## Try it
Write out the data word for word and omit every picture.

Data records for software interfaces:
__________

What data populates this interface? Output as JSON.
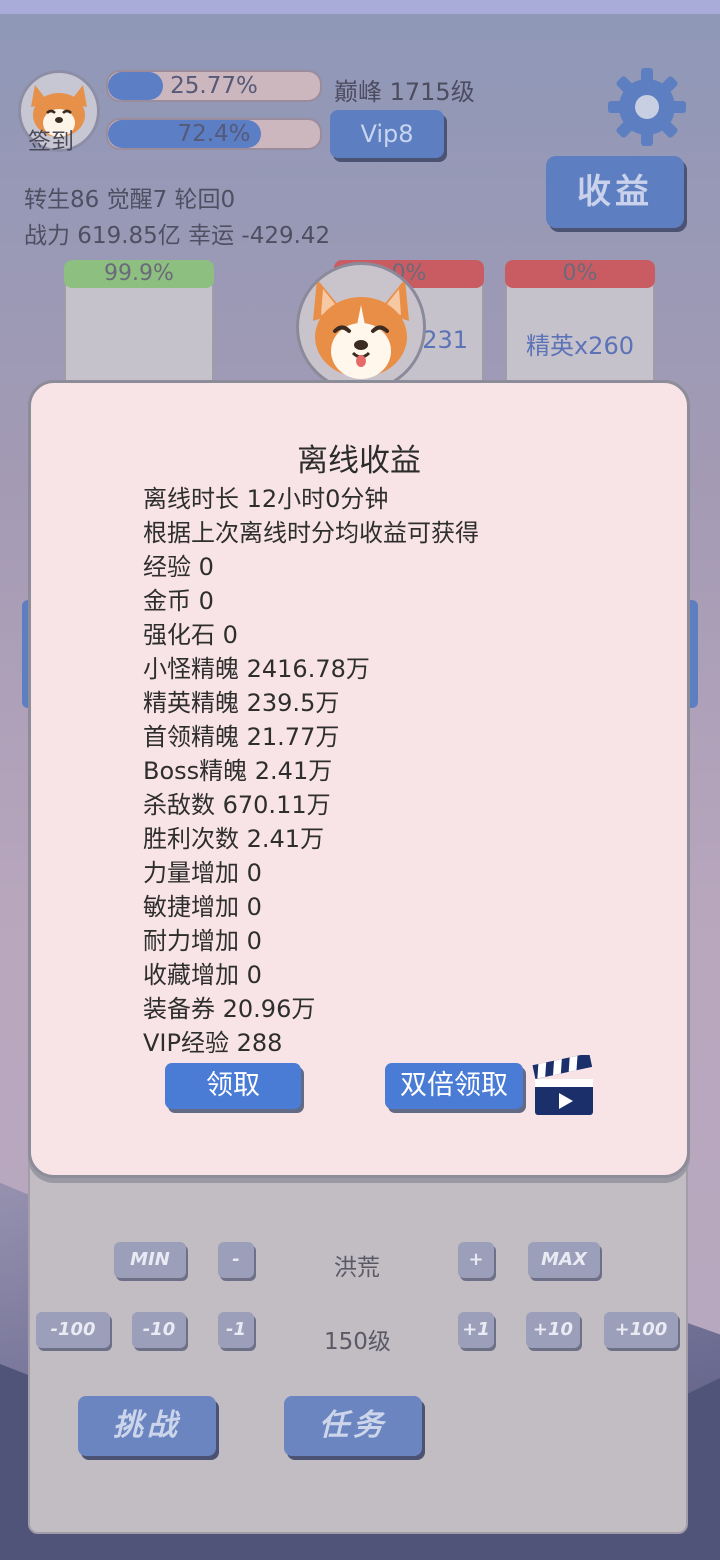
{
  "header": {
    "avatar_label": "签到",
    "exp_bar": {
      "text": "25.77%",
      "fraction": 0.2577
    },
    "second_bar": {
      "text": "72.4%",
      "fraction": 0.724
    },
    "peak_level": "巅峰 1715级",
    "vip": "Vip8",
    "income_button": "收益",
    "stats_line1": "转生86 觉醒7 轮回0",
    "stats_line2": "战力 619.85亿  幸运 -429.42"
  },
  "cards": [
    {
      "header": "99.9%",
      "label": "",
      "header_color": "#8dbf80"
    },
    {
      "header": "0%",
      "label": "x231",
      "header_color": "#c95c63"
    },
    {
      "header": "0%",
      "label": "精英x260",
      "header_color": "#c95c63"
    }
  ],
  "dialog": {
    "title": "离线收益",
    "lines": [
      "离线时长 12小时0分钟",
      "根据上次离线时分均收益可获得",
      "经验   0",
      "金币   0",
      "强化石  0",
      "小怪精魄 2416.78万",
      "精英精魄 239.5万",
      "首领精魄 21.77万",
      "Boss精魄 2.41万",
      "杀敌数  670.11万",
      "胜利次数 2.41万",
      "力量增加 0",
      "敏捷增加 0",
      "耐力增加 0",
      "收藏增加 0",
      "装备券  20.96万",
      "VIP经验 288"
    ],
    "claim_button": "领取",
    "double_claim_button": "双倍领取"
  },
  "panel": {
    "min": "MIN",
    "minus": "-",
    "region": "洪荒",
    "plus": "+",
    "max": "MAX",
    "minus100": "-100",
    "minus10": "-10",
    "minus1": "-1",
    "level": "150级",
    "plus1": "+1",
    "plus10": "+10",
    "plus100": "+100",
    "challenge": "挑战",
    "task": "任务"
  },
  "colors": {
    "accent": "#5d7fc1",
    "dialog_bg": "#f8e4e7",
    "dialog_button": "#4a7cd6"
  }
}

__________

## Exercise solution
What data populates this interface? Output as JSON.
{
  "header": {
    "avatar_label": "签到",
    "exp_bar": {
      "text": "25.77%",
      "fraction": 0.2577
    },
    "second_bar": {
      "text": "72.4%",
      "fraction": 0.724
    },
    "peak_level": "巅峰 1715级",
    "vip": "Vip8",
    "income_button": "收益",
    "stats_line1": "转生86 觉醒7 轮回0",
    "stats_line2": "战力 619.85亿  幸运 -429.42"
  },
  "cards": [
    {
      "header": "99.9%",
      "label": "",
      "header_color": "#8dbf80"
    },
    {
      "header": "0%",
      "label": "x231",
      "header_color": "#c95c63"
    },
    {
      "header": "0%",
      "label": "精英x260",
      "header_color": "#c95c63"
    }
  ],
  "dialog": {
    "title": "离线收益",
    "lines": [
      "离线时长 12小时0分钟",
      "根据上次离线时分均收益可获得",
      "经验   0",
      "金币   0",
      "强化石  0",
      "小怪精魄 2416.78万",
      "精英精魄 239.5万",
      "首领精魄 21.77万",
      "Boss精魄 2.41万",
      "杀敌数  670.11万",
      "胜利次数 2.41万",
      "力量增加 0",
      "敏捷增加 0",
      "耐力增加 0",
      "收藏增加 0",
      "装备券  20.96万",
      "VIP经验 288"
    ],
    "claim_button": "领取",
    "double_claim_button": "双倍领取"
  },
  "panel": {
    "min": "MIN",
    "minus": "-",
    "region": "洪荒",
    "plus": "+",
    "max": "MAX",
    "minus100": "-100",
    "minus10": "-10",
    "minus1": "-1",
    "level": "150级",
    "plus1": "+1",
    "plus10": "+10",
    "plus100": "+100",
    "challenge": "挑战",
    "task": "任务"
  },
  "colors": {
    "accent": "#5d7fc1",
    "dialog_bg": "#f8e4e7",
    "dialog_button": "#4a7cd6"
  }
}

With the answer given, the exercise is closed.